:: Supplied data
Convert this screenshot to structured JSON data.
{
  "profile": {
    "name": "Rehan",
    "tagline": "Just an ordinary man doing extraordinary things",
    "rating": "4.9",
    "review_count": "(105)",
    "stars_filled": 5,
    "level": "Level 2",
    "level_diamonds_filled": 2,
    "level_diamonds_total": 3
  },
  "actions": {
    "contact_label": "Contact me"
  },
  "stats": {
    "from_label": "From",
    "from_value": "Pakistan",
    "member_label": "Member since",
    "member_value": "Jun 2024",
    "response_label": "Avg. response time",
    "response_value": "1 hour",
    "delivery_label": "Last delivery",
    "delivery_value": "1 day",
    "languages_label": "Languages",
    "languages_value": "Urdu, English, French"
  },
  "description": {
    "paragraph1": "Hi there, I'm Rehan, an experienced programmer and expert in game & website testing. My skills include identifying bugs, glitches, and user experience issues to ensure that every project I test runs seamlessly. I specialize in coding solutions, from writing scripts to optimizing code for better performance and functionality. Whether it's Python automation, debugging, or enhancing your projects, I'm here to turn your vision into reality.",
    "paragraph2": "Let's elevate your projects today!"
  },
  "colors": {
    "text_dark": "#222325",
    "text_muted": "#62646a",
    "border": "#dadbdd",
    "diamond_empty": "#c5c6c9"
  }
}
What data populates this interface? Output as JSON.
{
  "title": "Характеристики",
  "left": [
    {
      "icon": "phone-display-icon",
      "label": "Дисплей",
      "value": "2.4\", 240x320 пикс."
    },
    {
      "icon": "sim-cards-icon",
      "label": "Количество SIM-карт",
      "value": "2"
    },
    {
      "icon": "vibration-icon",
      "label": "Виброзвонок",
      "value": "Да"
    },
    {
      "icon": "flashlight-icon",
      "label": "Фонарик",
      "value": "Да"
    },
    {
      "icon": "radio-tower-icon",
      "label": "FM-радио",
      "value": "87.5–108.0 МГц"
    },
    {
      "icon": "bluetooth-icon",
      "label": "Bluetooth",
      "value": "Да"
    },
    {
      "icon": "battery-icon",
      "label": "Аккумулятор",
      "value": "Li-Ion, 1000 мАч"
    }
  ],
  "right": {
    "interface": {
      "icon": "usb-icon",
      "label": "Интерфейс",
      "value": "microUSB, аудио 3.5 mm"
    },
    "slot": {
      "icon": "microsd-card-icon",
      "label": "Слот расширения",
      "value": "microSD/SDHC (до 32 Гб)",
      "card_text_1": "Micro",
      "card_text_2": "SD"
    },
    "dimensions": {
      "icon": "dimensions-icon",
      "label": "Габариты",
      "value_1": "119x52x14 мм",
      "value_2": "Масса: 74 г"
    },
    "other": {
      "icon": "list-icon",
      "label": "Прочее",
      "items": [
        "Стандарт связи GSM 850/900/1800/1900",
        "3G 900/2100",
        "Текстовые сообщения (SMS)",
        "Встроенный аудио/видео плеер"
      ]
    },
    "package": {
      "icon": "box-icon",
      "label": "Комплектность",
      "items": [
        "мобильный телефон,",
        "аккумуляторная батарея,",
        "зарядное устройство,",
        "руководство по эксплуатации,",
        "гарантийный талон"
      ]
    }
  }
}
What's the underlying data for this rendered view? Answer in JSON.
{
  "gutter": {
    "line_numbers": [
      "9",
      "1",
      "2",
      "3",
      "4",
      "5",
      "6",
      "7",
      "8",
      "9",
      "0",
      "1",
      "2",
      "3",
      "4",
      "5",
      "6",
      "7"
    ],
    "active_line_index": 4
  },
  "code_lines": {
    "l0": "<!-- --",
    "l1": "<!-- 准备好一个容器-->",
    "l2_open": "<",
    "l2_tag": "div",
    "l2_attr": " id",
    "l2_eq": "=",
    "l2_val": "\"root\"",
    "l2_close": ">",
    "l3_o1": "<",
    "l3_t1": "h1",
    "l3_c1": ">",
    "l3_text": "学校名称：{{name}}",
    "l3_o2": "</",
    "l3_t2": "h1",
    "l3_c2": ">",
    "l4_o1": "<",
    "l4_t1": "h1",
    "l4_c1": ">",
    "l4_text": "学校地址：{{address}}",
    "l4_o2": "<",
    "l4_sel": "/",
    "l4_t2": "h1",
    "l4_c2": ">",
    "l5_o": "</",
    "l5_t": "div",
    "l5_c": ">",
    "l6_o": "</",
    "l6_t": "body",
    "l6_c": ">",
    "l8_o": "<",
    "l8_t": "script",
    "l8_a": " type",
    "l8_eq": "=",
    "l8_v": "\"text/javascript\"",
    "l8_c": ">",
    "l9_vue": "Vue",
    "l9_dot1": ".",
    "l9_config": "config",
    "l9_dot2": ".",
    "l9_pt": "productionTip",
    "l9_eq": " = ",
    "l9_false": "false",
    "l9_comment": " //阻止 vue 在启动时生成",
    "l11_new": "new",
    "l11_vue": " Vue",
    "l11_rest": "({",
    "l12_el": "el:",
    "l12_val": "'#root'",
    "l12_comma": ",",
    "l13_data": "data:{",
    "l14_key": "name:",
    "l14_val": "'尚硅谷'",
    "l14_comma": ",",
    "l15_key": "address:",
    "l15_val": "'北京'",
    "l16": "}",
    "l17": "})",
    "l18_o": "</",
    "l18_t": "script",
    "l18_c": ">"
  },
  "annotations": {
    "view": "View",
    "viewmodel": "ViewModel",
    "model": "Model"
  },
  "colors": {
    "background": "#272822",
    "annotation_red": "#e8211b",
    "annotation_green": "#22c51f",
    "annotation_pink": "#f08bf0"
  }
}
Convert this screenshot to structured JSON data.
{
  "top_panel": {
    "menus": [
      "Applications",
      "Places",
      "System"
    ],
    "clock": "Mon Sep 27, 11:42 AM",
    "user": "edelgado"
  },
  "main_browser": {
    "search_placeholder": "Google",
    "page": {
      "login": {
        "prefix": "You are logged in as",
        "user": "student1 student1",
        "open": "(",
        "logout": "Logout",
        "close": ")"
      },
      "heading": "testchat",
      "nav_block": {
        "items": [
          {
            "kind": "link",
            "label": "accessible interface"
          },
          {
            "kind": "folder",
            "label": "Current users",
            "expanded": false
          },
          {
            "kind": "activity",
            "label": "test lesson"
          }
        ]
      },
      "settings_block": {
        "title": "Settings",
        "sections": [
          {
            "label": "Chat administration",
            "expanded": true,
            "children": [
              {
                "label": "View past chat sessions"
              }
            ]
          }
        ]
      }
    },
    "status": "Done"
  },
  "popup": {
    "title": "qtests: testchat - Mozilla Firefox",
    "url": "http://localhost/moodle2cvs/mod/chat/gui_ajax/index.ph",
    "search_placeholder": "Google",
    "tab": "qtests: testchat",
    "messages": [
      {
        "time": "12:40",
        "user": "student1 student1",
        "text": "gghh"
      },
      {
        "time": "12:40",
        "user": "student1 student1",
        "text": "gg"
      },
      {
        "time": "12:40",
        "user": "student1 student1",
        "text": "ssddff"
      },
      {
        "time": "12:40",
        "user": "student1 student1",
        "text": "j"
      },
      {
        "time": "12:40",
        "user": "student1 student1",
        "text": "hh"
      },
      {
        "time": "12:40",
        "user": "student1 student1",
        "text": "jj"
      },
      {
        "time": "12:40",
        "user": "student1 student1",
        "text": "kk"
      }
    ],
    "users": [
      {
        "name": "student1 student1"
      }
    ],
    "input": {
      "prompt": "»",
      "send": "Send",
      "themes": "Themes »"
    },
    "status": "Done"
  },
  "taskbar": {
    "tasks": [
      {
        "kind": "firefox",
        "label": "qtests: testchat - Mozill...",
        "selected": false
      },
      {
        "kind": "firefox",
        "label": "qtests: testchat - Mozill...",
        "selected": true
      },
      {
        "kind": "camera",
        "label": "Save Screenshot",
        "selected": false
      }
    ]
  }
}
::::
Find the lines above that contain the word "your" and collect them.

[Task result]:
    "paragraph1": "Hi there, I'm Rehan, an experienced programmer and expert in game & website testing. My skills include identifying bugs, glitches, and user experience issues to ensure that every project I test runs seamlessly. I specialize in coding solutions, from writing scripts to optimizing code for better performance and functionality. Whether it's Python automation, debugging, or enhancing your projects, I'm here to turn your vision into reality.",
    "paragraph2": "Let's elevate your projects today!"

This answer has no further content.